If we don’t study history, we are bound to repeat the mistakes of the past. If we do not do an anatomy of leadership we may find ourselves saddled with office holders and not leaders.

The second question is because there are numerous instances of leaders who started right and while still occupying office, become the antithesis of what they used to be.

People like former Zimbabwean president Robert Mugabe come to mind. How could a person who was highly celebrated when he became prime minister in 1980 also be rejected by the masses in 2017 when he was removed from office?

To attempt to answer the first question, one would need to look at some great people. In studying them, you find that their leadership was driven by ideology and not just by the fact that they occupied an office.

In every establishment, there are those who hold titles and those who wield power and influence. It is not automatic that the title holder will be hold power. In fact, the power holder may not even have a title, but they wield so much influence that their support for any initiative is crucial.

Those who wait for titles will never become leaders. If you are not a leader, no title can do it for you. Leadership flows from the head of the leader to the heart of the followers, not from the title.

Many who don’t know this have jeopardised their leadership. If you think you are a leader and no one is following you, then you are just taking a walk.

Also, if people are following you because there are consequences for not doing so, then there is a problem.
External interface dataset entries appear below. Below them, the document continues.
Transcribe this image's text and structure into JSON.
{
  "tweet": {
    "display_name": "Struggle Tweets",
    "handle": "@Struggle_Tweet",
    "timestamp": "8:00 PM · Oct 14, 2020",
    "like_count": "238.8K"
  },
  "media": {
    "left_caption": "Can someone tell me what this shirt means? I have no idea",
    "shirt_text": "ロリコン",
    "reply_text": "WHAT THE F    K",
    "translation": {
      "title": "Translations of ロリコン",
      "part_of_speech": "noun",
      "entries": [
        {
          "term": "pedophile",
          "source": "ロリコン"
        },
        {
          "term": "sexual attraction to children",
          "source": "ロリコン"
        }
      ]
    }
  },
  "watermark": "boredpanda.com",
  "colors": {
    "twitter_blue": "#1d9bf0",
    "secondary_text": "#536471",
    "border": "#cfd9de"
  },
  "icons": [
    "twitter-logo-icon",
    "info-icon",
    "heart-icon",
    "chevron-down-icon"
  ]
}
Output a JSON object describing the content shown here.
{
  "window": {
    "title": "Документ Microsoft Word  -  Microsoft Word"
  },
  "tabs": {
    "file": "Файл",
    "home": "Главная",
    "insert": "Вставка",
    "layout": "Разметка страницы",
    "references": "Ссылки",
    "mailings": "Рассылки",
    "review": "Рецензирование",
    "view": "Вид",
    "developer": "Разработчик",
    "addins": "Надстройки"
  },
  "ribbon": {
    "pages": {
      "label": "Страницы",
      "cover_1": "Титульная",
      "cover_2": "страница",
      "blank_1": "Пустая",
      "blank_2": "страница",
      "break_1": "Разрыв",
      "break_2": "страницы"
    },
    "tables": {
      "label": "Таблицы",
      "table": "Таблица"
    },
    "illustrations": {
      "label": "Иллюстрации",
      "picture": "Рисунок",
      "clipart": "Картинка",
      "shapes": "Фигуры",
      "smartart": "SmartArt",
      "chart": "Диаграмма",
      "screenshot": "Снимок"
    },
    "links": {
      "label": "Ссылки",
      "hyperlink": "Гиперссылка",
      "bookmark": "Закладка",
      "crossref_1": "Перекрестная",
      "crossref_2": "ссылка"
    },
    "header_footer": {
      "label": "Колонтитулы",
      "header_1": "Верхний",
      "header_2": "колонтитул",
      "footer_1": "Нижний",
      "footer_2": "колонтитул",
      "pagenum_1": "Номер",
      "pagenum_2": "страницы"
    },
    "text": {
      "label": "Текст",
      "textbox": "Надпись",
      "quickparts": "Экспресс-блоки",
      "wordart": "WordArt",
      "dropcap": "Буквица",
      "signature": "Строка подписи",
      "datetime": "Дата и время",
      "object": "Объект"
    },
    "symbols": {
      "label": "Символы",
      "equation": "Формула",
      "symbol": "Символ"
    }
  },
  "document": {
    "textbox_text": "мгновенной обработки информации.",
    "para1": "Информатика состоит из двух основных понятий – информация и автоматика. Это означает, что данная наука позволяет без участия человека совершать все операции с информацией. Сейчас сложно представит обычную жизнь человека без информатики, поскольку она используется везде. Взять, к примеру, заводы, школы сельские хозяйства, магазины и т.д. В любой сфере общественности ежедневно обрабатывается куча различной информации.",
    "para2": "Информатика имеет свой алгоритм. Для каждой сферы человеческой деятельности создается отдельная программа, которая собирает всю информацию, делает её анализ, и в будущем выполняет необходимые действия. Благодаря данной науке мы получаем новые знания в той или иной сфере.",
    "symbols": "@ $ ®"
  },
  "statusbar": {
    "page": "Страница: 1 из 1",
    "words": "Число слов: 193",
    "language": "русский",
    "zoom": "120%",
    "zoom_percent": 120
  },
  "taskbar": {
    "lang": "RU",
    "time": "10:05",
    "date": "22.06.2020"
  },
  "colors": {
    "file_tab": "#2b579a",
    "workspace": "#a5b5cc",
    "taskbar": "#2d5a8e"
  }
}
The influence of a leader is seen in how well they impact hearts and minds.

Big picture

Great leaders can voice the thoughts of the people. They inspire a following because they see the bigger picture.

The success of Apple founder Steve Jobs was because he aligned his dream (small picture) with the big picture—what the world needed—and got his team to own the vision.

For the late South African leader Nelson Mandela, the small picture was his dream for his people and the big picture was the future of his country.

When he was released from jail in 1990, he called for forgiveness, love and peace. He ran for office and after one term bowed out gracefully, cementing himself among the greats.

On the other hand, Mugabe had the same background as Mandela, and he could easily have been named among the great African statesmen.

However, he lost the plot along the way. The great leader who once inspired a continent was gone, yet he still occupied the office in which he was once considered great. Where did the great leader go?

The day a leader loses the ability to connect the small picture of their own dream and vision for their lives with the big picture of the needs of the world that they serve, they lose their place.

So, as a leader it’s not about you. It’s about taking the organisation forward by a thorough crystallisation and alignment of your dream, the solution you are bringing to the world and the hearts of the people who will help you deliver it. Once the three are aligned, your leadership will continue.

However, if like Mugabe you get to a place where your dream is constant but the other two parameters are not aligned, then people will wonder where you went even if you are still in office.

No leader is leading for themselves. You are leading for something bigger than you.

Wale Akinyemi is the chief transformation officer at Power Talks.